> **ACTION ITEM**
Your task is to return all of the entries below exactly, leaving out each picture.

> **RECORDS PROVIDED**

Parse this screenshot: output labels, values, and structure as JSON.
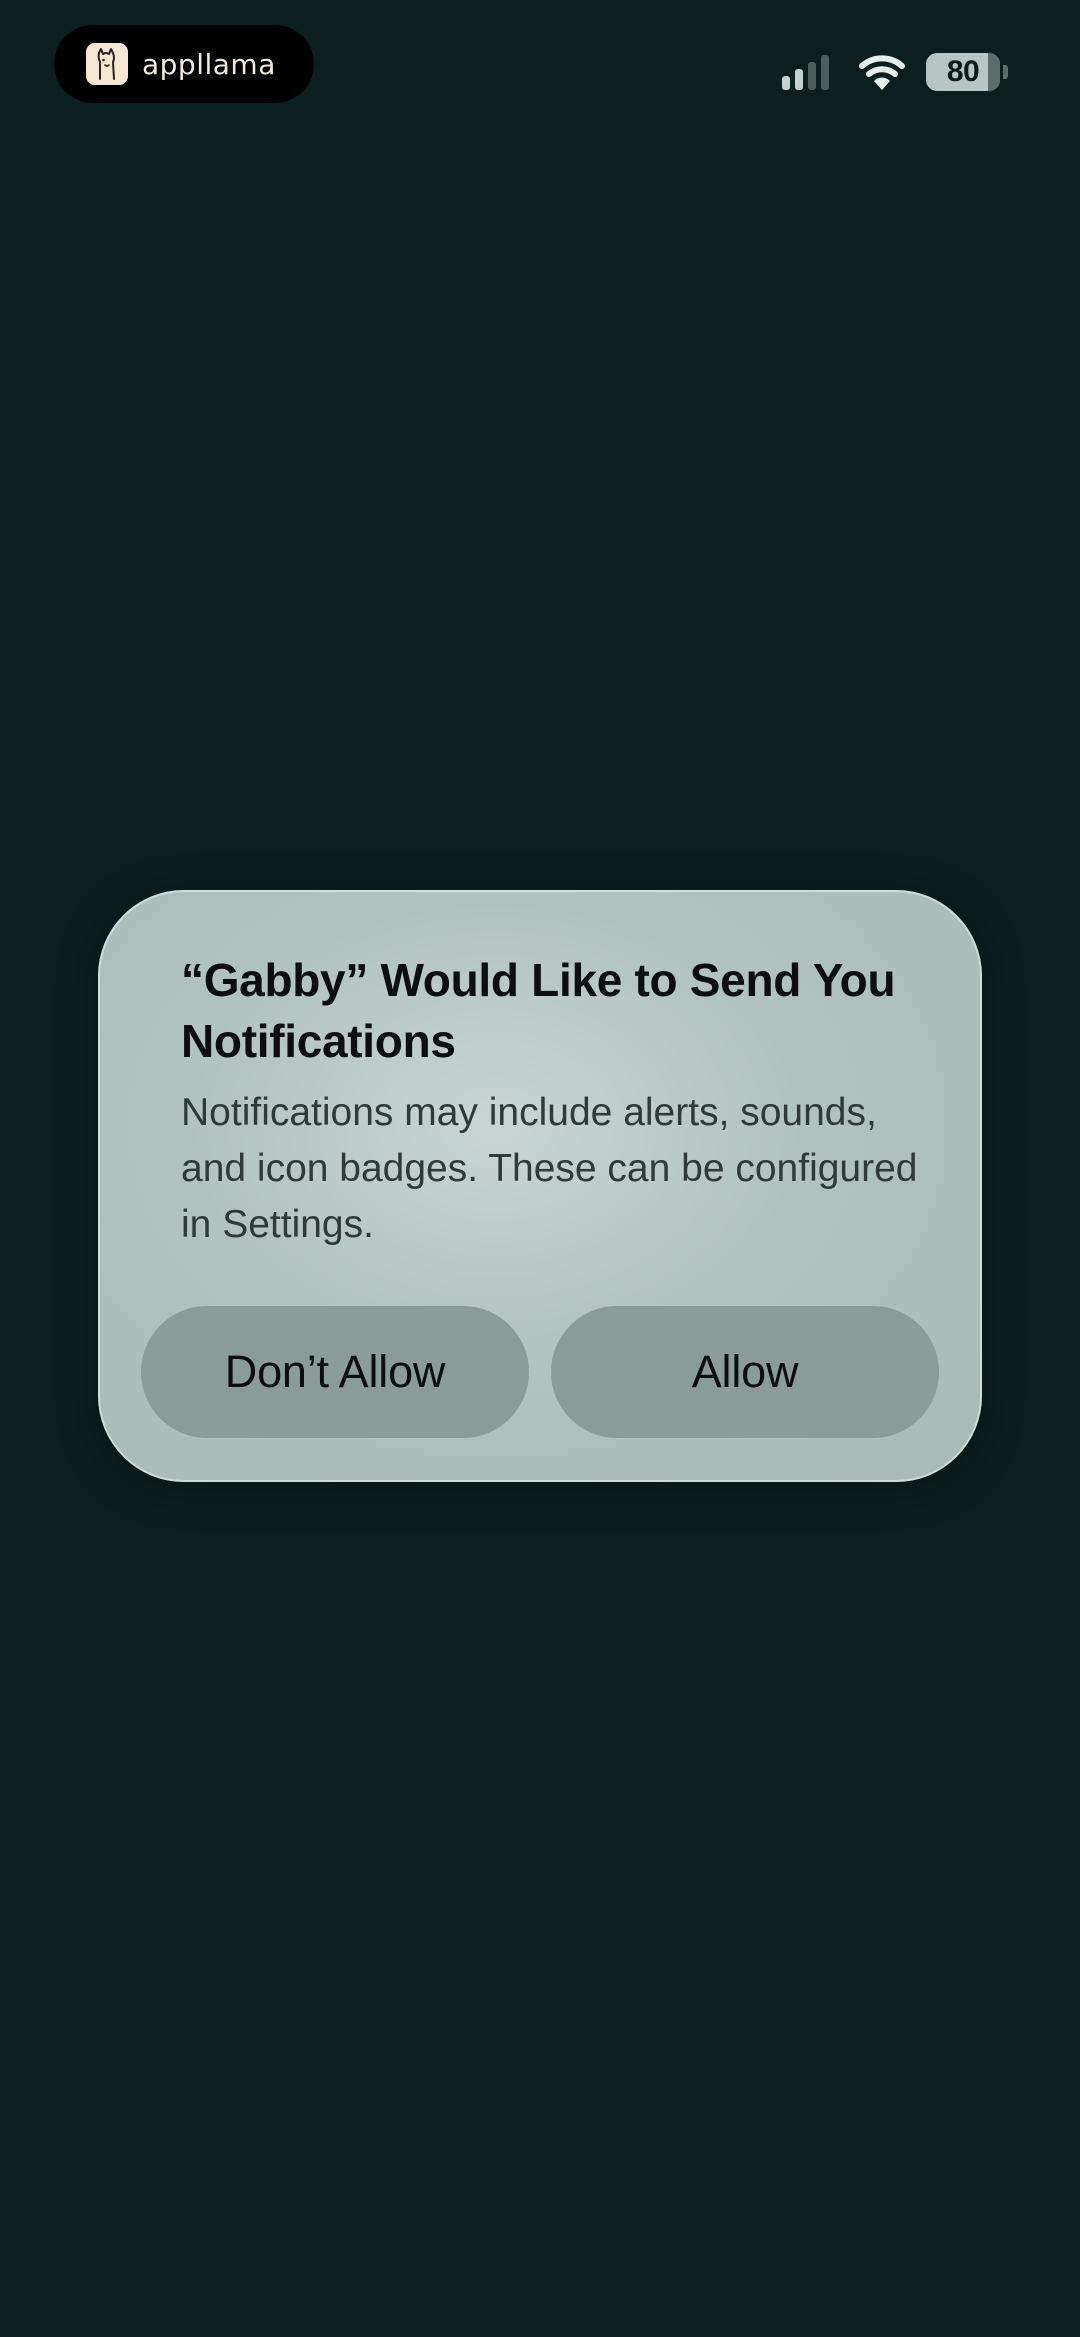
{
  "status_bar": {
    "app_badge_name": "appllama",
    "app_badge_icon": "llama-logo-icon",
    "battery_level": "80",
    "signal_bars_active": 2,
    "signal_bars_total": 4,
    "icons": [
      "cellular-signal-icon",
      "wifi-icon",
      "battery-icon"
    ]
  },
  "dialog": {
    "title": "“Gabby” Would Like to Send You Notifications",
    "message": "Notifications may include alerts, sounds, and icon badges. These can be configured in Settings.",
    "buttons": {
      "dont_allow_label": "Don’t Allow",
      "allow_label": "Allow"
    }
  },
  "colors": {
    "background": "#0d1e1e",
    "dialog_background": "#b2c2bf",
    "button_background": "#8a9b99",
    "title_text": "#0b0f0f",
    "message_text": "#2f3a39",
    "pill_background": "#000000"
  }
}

> **REPLY TO THE EXERCISE**
Parse this screenshot: output labels, values, and structure as JSON.
{
  "status_bar": {
    "app_badge_name": "appllama",
    "app_badge_icon": "llama-logo-icon",
    "battery_level": "80",
    "signal_bars_active": 2,
    "signal_bars_total": 4,
    "icons": [
      "cellular-signal-icon",
      "wifi-icon",
      "battery-icon"
    ]
  },
  "dialog": {
    "title": "“Gabby” Would Like to Send You Notifications",
    "message": "Notifications may include alerts, sounds, and icon badges. These can be configured in Settings.",
    "buttons": {
      "dont_allow_label": "Don’t Allow",
      "allow_label": "Allow"
    }
  },
  "colors": {
    "background": "#0d1e1e",
    "dialog_background": "#b2c2bf",
    "button_background": "#8a9b99",
    "title_text": "#0b0f0f",
    "message_text": "#2f3a39",
    "pill_background": "#000000"
  }
}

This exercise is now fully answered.